A look back at Eastern Iowa's three sets of quadruplets
12 kids — now teens — thriving 14 years later
The last time the Eastridge, Grady and McCalmant children visited The Gazette, they were significantly smaller.
It was December 1998. The three families arrived at The Gazette with multiple baby carriers. The heat in the photo studio was cranked up to 85 degrees to keep the 12 babies warm in their diapers and Santa hats.
There was laughter. There were tears. There was probably more than one stinky diaper.
In 1998, three Eastern Iowa families welcomed quadruplets into the world at the University of Iowa Hospital and Clinics.
The identical Grady daughters — Ashley, Lindsey, Kara and Alyssa — were born April 8. Chad Eastridge and sisters Emily, Katie and Amanda arrived on April 9.
Kassidy McCalmant and her brothers — Allen, Aaran and Andrew — were born Sept. 28.
The Gazette celebrated the families’ happiness and joy with a story and photo published on Christmas Day 1998. A copy of the photograph was discovered by Gazette photographer Jim Slosiarek earlier this month. Looking at the photo of 12 babies, he wondered how the kids — now 14 — and their families were doing today.
So we found them.
The Grady and McCalmant families still live in Eastern Iowa, in Fairfax and Cedar Rapids respectively. The Eastridge family moved to Mackinaw, Ill., in 2002, where their children are freshmen at Dee-Mack High School.
“We’re the only quadruplets at the high school,” Katie Eastridge said.
The same can’t be said at Prairie Point Middle School & 9th Grade Academy. The Grady and McCalmant quadruplets are in the school’s eighth-grade class. Both sets said they get asked about being one of four often.
“I get asked about it at school a lot,” Kassidy McCalmant said.
It can get annoying, her brothers add.
“People still ask, ‘You’re a quadruplet?’?” Andrew McCalmant said. “It’s like, “Where have you been the past three years?’?”

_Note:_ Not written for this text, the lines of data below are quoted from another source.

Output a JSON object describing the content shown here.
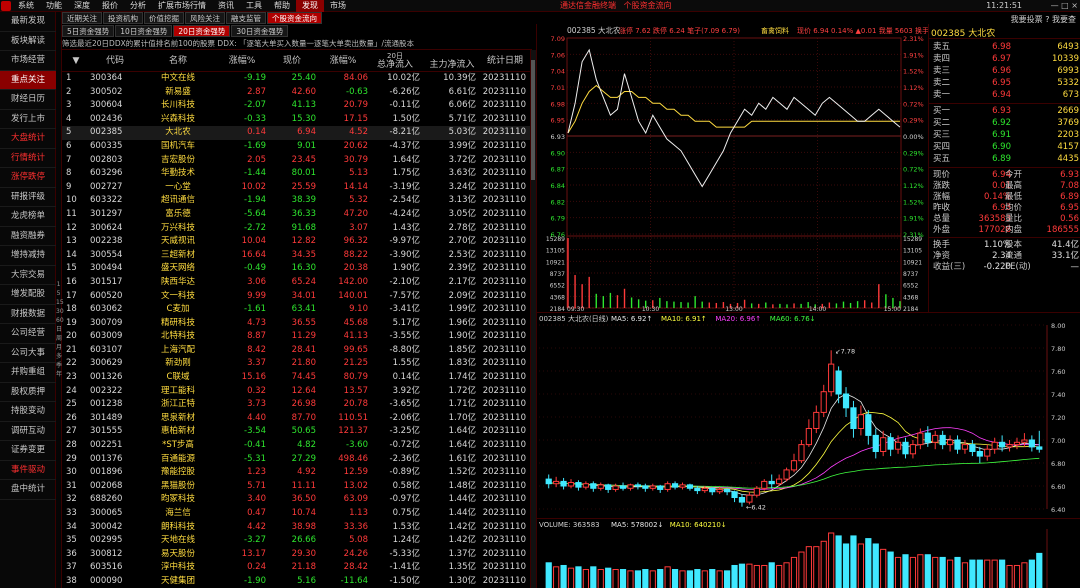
{
  "menubar": {
    "items": [
      "系统",
      "功能",
      "深度",
      "报价",
      "分析",
      "扩展市场行情",
      "资讯",
      "工具",
      "帮助",
      "发现",
      "市场"
    ],
    "active_index": 9,
    "marquee1": "通达信金融终端",
    "marquee2": "个股资金流向",
    "clock": "11:21:51",
    "window_controls": "—  □  ×"
  },
  "sidebar": {
    "items": [
      {
        "label": "最新发现"
      },
      {
        "label": "板块解读"
      },
      {
        "label": "市场经营"
      },
      {
        "label": "重点关注",
        "selected": true
      },
      {
        "label": "财经日历"
      },
      {
        "label": "发行上市"
      },
      {
        "label": "大盘统计",
        "red": true
      },
      {
        "label": "行情统计",
        "red": true
      },
      {
        "label": "涨停跌停",
        "red": true
      },
      {
        "label": "研报评级"
      },
      {
        "label": "龙虎榜单"
      },
      {
        "label": "融资融券"
      },
      {
        "label": "增持减持"
      },
      {
        "label": "大宗交易"
      },
      {
        "label": "增发配股"
      },
      {
        "label": "财报数据"
      },
      {
        "label": "公司经营"
      },
      {
        "label": "公司大事"
      },
      {
        "label": "并购重组"
      },
      {
        "label": "股权质押"
      },
      {
        "label": "持股变动"
      },
      {
        "label": "调研互动"
      },
      {
        "label": "证券变更"
      },
      {
        "label": "事件驱动",
        "red": true
      },
      {
        "label": "盘中统计"
      }
    ],
    "strip": [
      "1",
      "5",
      "15",
      "30",
      "60",
      "日",
      "周",
      "月",
      "多",
      "季",
      "年"
    ]
  },
  "tabs_row1": [
    "近期关注",
    "投资机构",
    "价值挖掘",
    "风险关注",
    "融支监管",
    "个股资金流向"
  ],
  "tabs_row1_active": 5,
  "tabs_row2": [
    "5日资金强势",
    "10日资金强势",
    "20日资金强势",
    "30日资金强势"
  ],
  "tabs_row2_active": 2,
  "toolbar_right": "我要投票  ?  我要查",
  "filter_text": "筛选最近20日DDX的累计值排名前100的股票  DDX: 「逐笔大单买入数量一逐笔大单卖出数量」/流通股本",
  "table": {
    "period_label": "20日",
    "headers": {
      "idx": "",
      "code": "代码",
      "name": "名称",
      "chg": "涨幅%",
      "price": "现价",
      "rate": "涨幅%",
      "net": "总净流入",
      "main": "主力净流入",
      "date": "统计日期"
    },
    "rows": [
      [
        "1",
        "300364",
        "中文在线",
        "-9.19",
        "25.40",
        "84.06",
        "10.02亿",
        "10.39亿",
        "20231110"
      ],
      [
        "2",
        "300502",
        "新易盛",
        "2.87",
        "42.60",
        "-0.63",
        "-6.26亿",
        "6.61亿",
        "20231110"
      ],
      [
        "3",
        "300604",
        "长川科技",
        "-2.07",
        "41.13",
        "20.79",
        "-0.11亿",
        "6.06亿",
        "20231110"
      ],
      [
        "4",
        "002436",
        "兴森科技",
        "-0.33",
        "15.30",
        "17.15",
        "1.50亿",
        "5.71亿",
        "20231110"
      ],
      [
        "5",
        "002385",
        "大北农",
        "0.14",
        "6.94",
        "4.52",
        "-8.21亿",
        "5.03亿",
        "20231110"
      ],
      [
        "6",
        "600335",
        "国机汽车",
        "-1.69",
        "9.01",
        "20.62",
        "-4.37亿",
        "3.99亿",
        "20231110"
      ],
      [
        "7",
        "002803",
        "吉宏股份",
        "2.05",
        "23.45",
        "30.79",
        "1.64亿",
        "3.72亿",
        "20231110"
      ],
      [
        "8",
        "603296",
        "华勤技术",
        "-1.44",
        "80.01",
        "5.13",
        "1.75亿",
        "3.63亿",
        "20231110"
      ],
      [
        "9",
        "002727",
        "一心堂",
        "10.02",
        "25.59",
        "14.14",
        "-3.19亿",
        "3.24亿",
        "20231110"
      ],
      [
        "10",
        "603322",
        "超讯通信",
        "-1.94",
        "38.39",
        "5.32",
        "-2.54亿",
        "3.13亿",
        "20231110"
      ],
      [
        "11",
        "301297",
        "富乐德",
        "-5.64",
        "36.33",
        "47.20",
        "-4.24亿",
        "3.05亿",
        "20231110"
      ],
      [
        "12",
        "300624",
        "万兴科技",
        "-2.72",
        "91.68",
        "3.07",
        "1.43亿",
        "2.78亿",
        "20231110"
      ],
      [
        "13",
        "002238",
        "天威视讯",
        "10.04",
        "12.82",
        "96.32",
        "-9.97亿",
        "2.70亿",
        "20231110"
      ],
      [
        "14",
        "300554",
        "三超新材",
        "16.64",
        "34.35",
        "88.22",
        "-3.90亿",
        "2.53亿",
        "20231110"
      ],
      [
        "15",
        "300494",
        "盛天网络",
        "-0.49",
        "16.30",
        "20.38",
        "1.90亿",
        "2.39亿",
        "20231110"
      ],
      [
        "16",
        "301517",
        "陕西华达",
        "3.06",
        "65.24",
        "142.00",
        "-2.10亿",
        "2.17亿",
        "20231110"
      ],
      [
        "17",
        "600520",
        "文一科技",
        "9.99",
        "34.01",
        "140.01",
        "-7.57亿",
        "2.09亿",
        "20231110"
      ],
      [
        "18",
        "603062",
        "C麦加",
        "-1.61",
        "63.41",
        "9.10",
        "-3.41亿",
        "1.99亿",
        "20231110"
      ],
      [
        "19",
        "300709",
        "精研科技",
        "4.73",
        "36.55",
        "45.68",
        "5.17亿",
        "1.96亿",
        "20231110"
      ],
      [
        "20",
        "603009",
        "北特科技",
        "8.87",
        "11.29",
        "41.13",
        "-3.55亿",
        "1.90亿",
        "20231110"
      ],
      [
        "21",
        "603107",
        "上海汽配",
        "8.42",
        "28.41",
        "99.65",
        "-8.80亿",
        "1.85亿",
        "20231110"
      ],
      [
        "22",
        "300629",
        "新劲刚",
        "3.37",
        "21.80",
        "21.25",
        "1.55亿",
        "1.83亿",
        "20231110"
      ],
      [
        "23",
        "001326",
        "C联域",
        "15.16",
        "74.45",
        "80.79",
        "0.14亿",
        "1.74亿",
        "20231110"
      ],
      [
        "24",
        "002322",
        "理工能科",
        "0.32",
        "12.64",
        "13.57",
        "3.92亿",
        "1.72亿",
        "20231110"
      ],
      [
        "25",
        "001238",
        "浙江正特",
        "3.73",
        "26.98",
        "20.78",
        "-3.65亿",
        "1.71亿",
        "20231110"
      ],
      [
        "26",
        "301489",
        "思泉新材",
        "4.40",
        "87.70",
        "110.51",
        "-2.06亿",
        "1.70亿",
        "20231110"
      ],
      [
        "27",
        "301555",
        "惠柏新材",
        "-3.54",
        "50.65",
        "121.37",
        "-3.25亿",
        "1.64亿",
        "20231110"
      ],
      [
        "28",
        "002251",
        "*ST步高",
        "-0.41",
        "4.82",
        "-3.60",
        "-0.72亿",
        "1.64亿",
        "20231110"
      ],
      [
        "29",
        "001376",
        "百通能源",
        "-5.31",
        "27.29",
        "498.46",
        "-2.36亿",
        "1.61亿",
        "20231110"
      ],
      [
        "30",
        "001896",
        "豫能控股",
        "1.23",
        "4.92",
        "12.59",
        "-0.89亿",
        "1.52亿",
        "20231110"
      ],
      [
        "31",
        "002068",
        "黑猫股份",
        "5.71",
        "11.11",
        "13.02",
        "0.58亿",
        "1.48亿",
        "20231110"
      ],
      [
        "32",
        "688260",
        "昀冢科技",
        "3.40",
        "36.50",
        "63.09",
        "-0.97亿",
        "1.44亿",
        "20231110"
      ],
      [
        "33",
        "300065",
        "海兰信",
        "0.47",
        "10.74",
        "1.13",
        "0.75亿",
        "1.44亿",
        "20231110"
      ],
      [
        "34",
        "300042",
        "朗科科技",
        "4.42",
        "38.98",
        "33.36",
        "1.53亿",
        "1.42亿",
        "20231110"
      ],
      [
        "35",
        "002995",
        "天地在线",
        "-3.27",
        "26.66",
        "5.08",
        "1.24亿",
        "1.42亿",
        "20231110"
      ],
      [
        "36",
        "300812",
        "易天股份",
        "13.17",
        "29.30",
        "24.26",
        "-5.33亿",
        "1.37亿",
        "20231110"
      ],
      [
        "37",
        "603516",
        "淳中科技",
        "0.24",
        "21.18",
        "28.42",
        "-1.41亿",
        "1.35亿",
        "20231110"
      ],
      [
        "38",
        "000090",
        "天健集团",
        "-1.90",
        "5.16",
        "-11.64",
        "-1.50亿",
        "1.30亿",
        "20231110"
      ]
    ]
  },
  "intraday": {
    "header": "002385 大北农",
    "stats": "涨停 7.62  跌停 6.24  笔子(7.09 6.79)",
    "tag": "畜禽饲料",
    "price_text": "现价 6.94  0.14%  ▲0.01  我量 5603  换手 1.10%",
    "price_axis": [
      "7.09",
      "7.06",
      "7.04",
      "7.01",
      "6.98",
      "6.95",
      "6.93",
      "6.90",
      "6.87",
      "6.84",
      "6.82",
      "6.79",
      "6.76"
    ],
    "pct_axis": [
      "2.31%",
      "1.91%",
      "1.52%",
      "1.12%",
      "0.72%",
      "0.29%",
      "0.00%",
      "0.29%",
      "0.72%",
      "1.12%",
      "1.52%",
      "1.91%",
      "2.31%"
    ],
    "vol_axis": [
      "15289",
      "13105",
      "10921",
      "8737",
      "6552",
      "4368",
      "2184"
    ],
    "time_axis": [
      "09:30",
      "10:30",
      "13:00",
      "14:00",
      "15:00"
    ],
    "price_series": [
      6.93,
      6.98,
      7.05,
      7.07,
      7.02,
      6.99,
      6.96,
      6.97,
      7.03,
      6.99,
      6.95,
      6.93,
      6.96,
      6.94,
      6.92,
      6.91,
      6.9,
      6.88,
      6.86,
      6.84,
      6.86,
      6.88,
      6.9,
      6.93,
      6.95,
      6.97,
      6.96,
      6.98,
      6.97,
      6.99,
      6.98,
      6.97,
      6.99,
      6.98,
      6.97,
      6.96,
      6.98,
      6.99,
      6.98,
      6.97,
      6.96,
      6.95,
      6.95,
      6.96,
      6.97,
      6.96,
      6.95,
      6.94
    ],
    "avg_series": [
      6.93,
      6.95,
      6.98,
      7.0,
      7.01,
      7.0,
      6.99,
      6.99,
      7.0,
      7.0,
      6.99,
      6.99,
      6.98,
      6.98,
      6.97,
      6.97,
      6.96,
      6.96,
      6.95,
      6.95,
      6.95,
      6.94,
      6.94,
      6.94,
      6.94,
      6.94,
      6.95,
      6.95,
      6.95,
      6.95,
      6.95,
      6.95,
      6.95,
      6.95,
      6.95,
      6.95,
      6.95,
      6.95,
      6.95,
      6.95,
      6.95,
      6.95,
      6.95,
      6.95,
      6.95,
      6.95,
      6.95,
      6.95
    ],
    "volume_series": [
      15289,
      7200,
      5200,
      6800,
      3100,
      2600,
      3300,
      2800,
      4200,
      2300,
      1900,
      1600,
      1700,
      2200,
      1500,
      1400,
      1300,
      1200,
      2600,
      1400,
      1200,
      1100,
      1300,
      900,
      1100,
      1800,
      1000,
      900,
      1200,
      800,
      900,
      800,
      1000,
      900,
      1300,
      800,
      900,
      1200,
      1000,
      1400,
      1100,
      1500,
      1700,
      1200,
      5200,
      3000,
      2200,
      1500
    ]
  },
  "quote": {
    "title": "002385 大北农",
    "asks": [
      {
        "label": "卖五",
        "price": "6.98",
        "vol": "6493"
      },
      {
        "label": "卖四",
        "price": "6.97",
        "vol": "10339"
      },
      {
        "label": "卖三",
        "price": "6.96",
        "vol": "6993"
      },
      {
        "label": "卖二",
        "price": "6.95",
        "vol": "5332"
      },
      {
        "label": "卖一",
        "price": "6.94",
        "vol": "673"
      }
    ],
    "bids": [
      {
        "label": "买一",
        "price": "6.93",
        "vol": "2669"
      },
      {
        "label": "买二",
        "price": "6.92",
        "vol": "3769"
      },
      {
        "label": "买三",
        "price": "6.91",
        "vol": "2203"
      },
      {
        "label": "买四",
        "price": "6.90",
        "vol": "4157"
      },
      {
        "label": "买五",
        "price": "6.89",
        "vol": "4435"
      }
    ],
    "stats": [
      {
        "l1": "现价",
        "v1": "6.94",
        "l2": "今开",
        "v2": "6.93"
      },
      {
        "l1": "涨跌",
        "v1": "0.01",
        "l2": "最高",
        "v2": "7.08"
      },
      {
        "l1": "涨幅",
        "v1": "0.14%",
        "l2": "最低",
        "v2": "6.89"
      },
      {
        "l1": "昨收",
        "v1": "6.93",
        "l2": "均价",
        "v2": "6.95"
      },
      {
        "l1": "总量",
        "v1": "363583",
        "l2": "量比",
        "v2": "0.56"
      },
      {
        "l1": "外盘",
        "v1": "177028",
        "l2": "内盘",
        "v2": "186555"
      }
    ],
    "stats2": [
      {
        "l1": "换手",
        "v1": "1.10%",
        "l2": "股本",
        "v2": "41.4亿"
      },
      {
        "l1": "净资",
        "v1": "2.34",
        "l2": "流通",
        "v2": "33.1亿"
      },
      {
        "l1": "收益(三)",
        "v1": "-0.220",
        "l2": "PE(动)",
        "v2": "—"
      }
    ]
  },
  "kline": {
    "header": "002385 大北农(日线)",
    "ma_labels": [
      {
        "text": "MA5: 6.92↑",
        "color": "#e8e8e8"
      },
      {
        "text": "MA10: 6.91↑",
        "color": "#ffff40"
      },
      {
        "text": "MA20: 6.96↑",
        "color": "#ff40ff"
      },
      {
        "text": "MA60: 6.76↓",
        "color": "#40ff40"
      }
    ],
    "y_axis": [
      "8.00",
      "7.80",
      "7.60",
      "7.40",
      "7.20",
      "7.00",
      "6.80",
      "6.60",
      "6.40"
    ],
    "high_label": "7.78",
    "low_label": "6.42",
    "candles": [
      [
        6.66,
        6.62,
        6.7,
        6.58
      ],
      [
        6.62,
        6.64,
        6.68,
        6.59
      ],
      [
        6.64,
        6.6,
        6.67,
        6.57
      ],
      [
        6.6,
        6.63,
        6.66,
        6.58
      ],
      [
        6.63,
        6.59,
        6.65,
        6.56
      ],
      [
        6.59,
        6.62,
        6.64,
        6.57
      ],
      [
        6.62,
        6.58,
        6.64,
        6.55
      ],
      [
        6.58,
        6.61,
        6.63,
        6.56
      ],
      [
        6.61,
        6.57,
        6.62,
        6.54
      ],
      [
        6.57,
        6.6,
        6.62,
        6.55
      ],
      [
        6.6,
        6.58,
        6.63,
        6.56
      ],
      [
        6.58,
        6.61,
        6.62,
        6.56
      ],
      [
        6.61,
        6.6,
        6.63,
        6.57
      ],
      [
        6.6,
        6.58,
        6.62,
        6.55
      ],
      [
        6.58,
        6.6,
        6.62,
        6.56
      ],
      [
        6.6,
        6.57,
        6.61,
        6.54
      ],
      [
        6.57,
        6.62,
        6.64,
        6.55
      ],
      [
        6.62,
        6.59,
        6.64,
        6.57
      ],
      [
        6.59,
        6.61,
        6.63,
        6.57
      ],
      [
        6.61,
        6.58,
        6.62,
        6.56
      ],
      [
        6.58,
        6.56,
        6.6,
        6.53
      ],
      [
        6.56,
        6.58,
        6.6,
        6.54
      ],
      [
        6.58,
        6.55,
        6.59,
        6.52
      ],
      [
        6.55,
        6.57,
        6.59,
        6.53
      ],
      [
        6.57,
        6.55,
        6.58,
        6.52
      ],
      [
        6.55,
        6.5,
        6.56,
        6.46
      ],
      [
        6.5,
        6.46,
        6.53,
        6.42
      ],
      [
        6.46,
        6.52,
        6.55,
        6.44
      ],
      [
        6.52,
        6.58,
        6.6,
        6.5
      ],
      [
        6.58,
        6.64,
        6.66,
        6.56
      ],
      [
        6.64,
        6.62,
        6.7,
        6.58
      ],
      [
        6.62,
        6.66,
        6.7,
        6.6
      ],
      [
        6.66,
        6.74,
        6.76,
        6.64
      ],
      [
        6.74,
        6.82,
        6.88,
        6.72
      ],
      [
        6.82,
        6.96,
        7.0,
        6.8
      ],
      [
        6.96,
        7.1,
        7.18,
        6.94
      ],
      [
        7.1,
        7.24,
        7.3,
        7.06
      ],
      [
        7.24,
        7.42,
        7.48,
        7.2
      ],
      [
        7.42,
        7.66,
        7.78,
        7.38
      ],
      [
        7.6,
        7.4,
        7.64,
        7.32
      ],
      [
        7.4,
        7.28,
        7.46,
        7.2
      ],
      [
        7.28,
        7.1,
        7.34,
        7.02
      ],
      [
        7.1,
        7.22,
        7.3,
        7.04
      ],
      [
        7.22,
        7.04,
        7.26,
        6.96
      ],
      [
        7.04,
        6.9,
        7.1,
        6.84
      ],
      [
        6.9,
        7.02,
        7.08,
        6.86
      ],
      [
        7.02,
        6.92,
        7.06,
        6.86
      ],
      [
        6.92,
        6.98,
        7.04,
        6.88
      ],
      [
        6.98,
        6.88,
        7.02,
        6.84
      ],
      [
        6.88,
        6.96,
        7.0,
        6.84
      ],
      [
        6.96,
        7.06,
        7.1,
        6.92
      ],
      [
        7.06,
        6.98,
        7.12,
        6.94
      ],
      [
        6.98,
        7.04,
        7.08,
        6.92
      ],
      [
        7.04,
        6.96,
        7.08,
        6.92
      ],
      [
        6.96,
        7.0,
        7.04,
        6.9
      ],
      [
        7.0,
        6.92,
        7.04,
        6.88
      ],
      [
        6.92,
        6.96,
        7.0,
        6.88
      ],
      [
        6.96,
        6.9,
        7.0,
        6.86
      ],
      [
        6.9,
        6.86,
        6.94,
        6.8
      ],
      [
        6.86,
        6.92,
        6.96,
        6.82
      ],
      [
        6.92,
        6.98,
        7.02,
        6.88
      ],
      [
        6.98,
        6.94,
        7.04,
        6.9
      ],
      [
        6.94,
        6.96,
        7.0,
        6.9
      ],
      [
        6.96,
        6.98,
        7.02,
        6.92
      ],
      [
        6.98,
        7.0,
        7.06,
        6.94
      ],
      [
        7.0,
        6.94,
        7.04,
        6.9
      ],
      [
        6.94,
        6.92,
        7.08,
        6.89
      ]
    ],
    "volume_header": "VOLUME: 363583",
    "volume_ma": [
      {
        "text": "MA5: 578002↓",
        "color": "#e8e8e8"
      },
      {
        "text": "MA10: 640210↓",
        "color": "#ffff40"
      }
    ]
  }
}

Better yet, where have the families been the past 14 years? The last time we talked to them, learning to crawl, saying “Da-Da” and sleeping for several hours at a time was the big news. Now the teens are looking forward to driver’s education, thinking about college and doing what they all say happens often — annoying one another.
“To go from those tiny little infants to the people they are today — it’s precious,” Debbie McCalmant said.
“It went so fast,” Mike Eastridge said.
“I don’t think we thought this far ahead,” Jody Eastridge added. “You think about the baby thing and you think about the first day of kindergarten, but you don’t think about the teen years. It just flies by so fast.”
Watching their four daughters get situated for the camera, Santa hats on their heads, Kim and Daniel Grady were all smiles.
“They’ve developed into beautiful young women,” Kim Grady said.
Finding their own voice
One thing to note, though, is that these teens are individuals. Allen and Aaran McCalmant are identical, as are Ashley, Lindsey, Kara and Alyssa Grady, but their personalities are night and day.
In the Eastridge family, Chad is the ringleader, Amanda is the artistic one, Katie is described as goofy and fun, and Emily is the most serious of the four.
“We’re like our own reality show,” Amanda Eastridge said.
Alyssa Grady wasn’t sure she wanted to re-create the quadruplet photo because she didn’t want to focus on how she and her sisters are the same. Yes, at first glance, they look alike, but a few minutes of conversation highlight their individuality.
Ashley, the planner of the group, hopes to be a pharmacist. Alyssa wants to be a writer. Lindsey also enjoys writing, but she loved chemistry and American history, too. Kara isn’t sure if she’ll grow up to be a history teacher or a journalist, but she does know she rules at video games and rock-paper-scissors.
“She always wins,” Ashley Grady said.
Kassidy McCalmant said having her own room is a benefit being the only girl, but she also is considered “the weak one” by her brothers.
Meanwhile, Allen, Aaran and Andrew McCalmant agree the best thing about being a quadruplet — always having someone around — is also the worst.
“Sometimes they all talk in unison,” Debbie McCalmant said. “Sometimes they all talk at once.”
“I’m really good at listening to all four at once,” Daniel Grady said.
Listening to the same story, four times, is another skill the parents share. All the joy that comes with parenting — all the stress, all the fun, all the headaches, all the worry, all the love and all the pride — is quadrupled when you are the parent of four.“I’ve gotten a lot of great things in my life, but nothing has topped getting these kids,” Debbie McCalmant said.